'The Commitments' to bring Irish soul to London stage

05:00 AM, Apr 23, 2013

Irish novelist Roddy Doyle at launch of his coming stage musical of 'The Commitments' in London. Tim P. Whitby Getty Images/


Written By by Maria Puente, USA TODAY

It was a hit book and a hit movie about a memorably scrappy Irish soul band, and soon it’s going to be stomping all over the London stage in a new musical.

The Commitments, Roddy Doyle’s 1987 novel about a raucous bunch of working-class Dubliners who stumble their way to cover-band success, was made into a 1991 movie but Doyle wasn’t much interested in doing a stage version. Until now, the Associated Press reports.
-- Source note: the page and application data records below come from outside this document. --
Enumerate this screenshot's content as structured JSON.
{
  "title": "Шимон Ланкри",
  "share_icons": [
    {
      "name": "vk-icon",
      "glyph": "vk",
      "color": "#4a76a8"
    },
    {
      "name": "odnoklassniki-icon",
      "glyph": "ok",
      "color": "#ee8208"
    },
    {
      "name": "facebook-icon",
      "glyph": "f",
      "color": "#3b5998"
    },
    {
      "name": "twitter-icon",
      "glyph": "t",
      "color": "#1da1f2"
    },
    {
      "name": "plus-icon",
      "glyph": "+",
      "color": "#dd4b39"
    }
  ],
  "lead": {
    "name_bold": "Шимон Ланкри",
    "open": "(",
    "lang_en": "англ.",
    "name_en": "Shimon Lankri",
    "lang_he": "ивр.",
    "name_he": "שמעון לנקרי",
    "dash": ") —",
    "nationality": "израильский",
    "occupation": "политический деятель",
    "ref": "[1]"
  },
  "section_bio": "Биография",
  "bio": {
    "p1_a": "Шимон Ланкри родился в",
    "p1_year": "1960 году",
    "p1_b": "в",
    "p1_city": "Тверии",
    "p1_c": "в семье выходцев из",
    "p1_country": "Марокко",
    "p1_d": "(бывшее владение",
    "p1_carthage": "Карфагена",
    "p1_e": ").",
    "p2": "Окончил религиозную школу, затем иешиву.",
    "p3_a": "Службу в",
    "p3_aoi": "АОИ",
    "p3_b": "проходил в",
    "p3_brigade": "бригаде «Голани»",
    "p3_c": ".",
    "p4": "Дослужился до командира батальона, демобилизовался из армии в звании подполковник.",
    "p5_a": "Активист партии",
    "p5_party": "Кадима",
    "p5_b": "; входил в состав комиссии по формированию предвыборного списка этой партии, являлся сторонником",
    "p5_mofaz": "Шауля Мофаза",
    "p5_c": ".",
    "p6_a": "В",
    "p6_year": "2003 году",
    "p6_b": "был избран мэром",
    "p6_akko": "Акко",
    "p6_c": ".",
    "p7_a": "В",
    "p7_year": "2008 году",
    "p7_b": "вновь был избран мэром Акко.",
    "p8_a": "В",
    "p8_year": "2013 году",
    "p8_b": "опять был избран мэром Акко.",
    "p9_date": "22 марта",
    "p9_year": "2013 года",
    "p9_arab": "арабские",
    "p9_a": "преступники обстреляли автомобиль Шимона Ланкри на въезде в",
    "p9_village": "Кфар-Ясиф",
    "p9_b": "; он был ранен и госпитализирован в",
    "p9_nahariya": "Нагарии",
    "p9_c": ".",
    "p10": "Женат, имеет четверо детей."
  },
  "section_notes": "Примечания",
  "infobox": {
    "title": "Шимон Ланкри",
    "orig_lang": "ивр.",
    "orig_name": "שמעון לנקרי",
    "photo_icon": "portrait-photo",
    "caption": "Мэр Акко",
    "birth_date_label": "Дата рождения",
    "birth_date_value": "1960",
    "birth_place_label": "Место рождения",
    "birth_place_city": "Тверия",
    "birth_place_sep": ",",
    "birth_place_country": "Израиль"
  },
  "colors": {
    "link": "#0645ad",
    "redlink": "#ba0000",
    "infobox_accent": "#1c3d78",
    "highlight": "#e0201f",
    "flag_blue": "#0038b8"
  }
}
Doyle has written a stage version, Roddy Doyle’s The Commitments, opening in October. It’s set in 1986, the year Doyle wrote the book about rough-and-tumble Dublin, a city later transformed by years of the “Celtic Tiger” boom and then by debt-driven bust.

Producers, who announced the show at a press launch today, promised a show of soul classics. Director Jamie Lloyd says the cast is mostly Irish and under 21; they will all play their own musical instruments.
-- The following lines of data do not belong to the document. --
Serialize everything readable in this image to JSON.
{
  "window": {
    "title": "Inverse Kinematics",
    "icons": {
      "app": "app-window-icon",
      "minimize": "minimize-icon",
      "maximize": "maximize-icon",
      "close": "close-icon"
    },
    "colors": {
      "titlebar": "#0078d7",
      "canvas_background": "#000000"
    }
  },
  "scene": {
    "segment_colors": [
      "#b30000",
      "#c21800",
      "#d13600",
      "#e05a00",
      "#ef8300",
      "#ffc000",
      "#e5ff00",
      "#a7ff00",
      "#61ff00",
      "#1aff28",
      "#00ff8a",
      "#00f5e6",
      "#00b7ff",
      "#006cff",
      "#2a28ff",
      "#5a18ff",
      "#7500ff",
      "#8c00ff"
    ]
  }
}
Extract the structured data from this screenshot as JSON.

Many of them have never been in a play before,” Lloyd said. “There are a couple who’ve never seen a play before.”

So what took so long? Commitments was such a success, Doyle says, he needed a break from it, and besides, he doesn’t like musicals.

In the house I live in, if The Sound of Music comes on, all the male members, including the dogs, stand up and walk out,” jokes Doyle. “And the female members stay and cry.”

But Doyle, an Irish literary star, author of nine novels and winner of the Booker Prize, says he changed his mind after seeing the Frankie Valli musical Jersey Boys, in which the music drives the story.

What I loved about it was, the songs were terrific, but the songs didn’t interrupt the story and the story didn’t interrupt the songs,” Doyle told AP.

Alas, the cast of the movie won’t be in the stage version; after all, it’s been more than 20 years.

We’re all mortal,” Doyle says, “and I think most of them accept the fact that they’re lacking in hair.”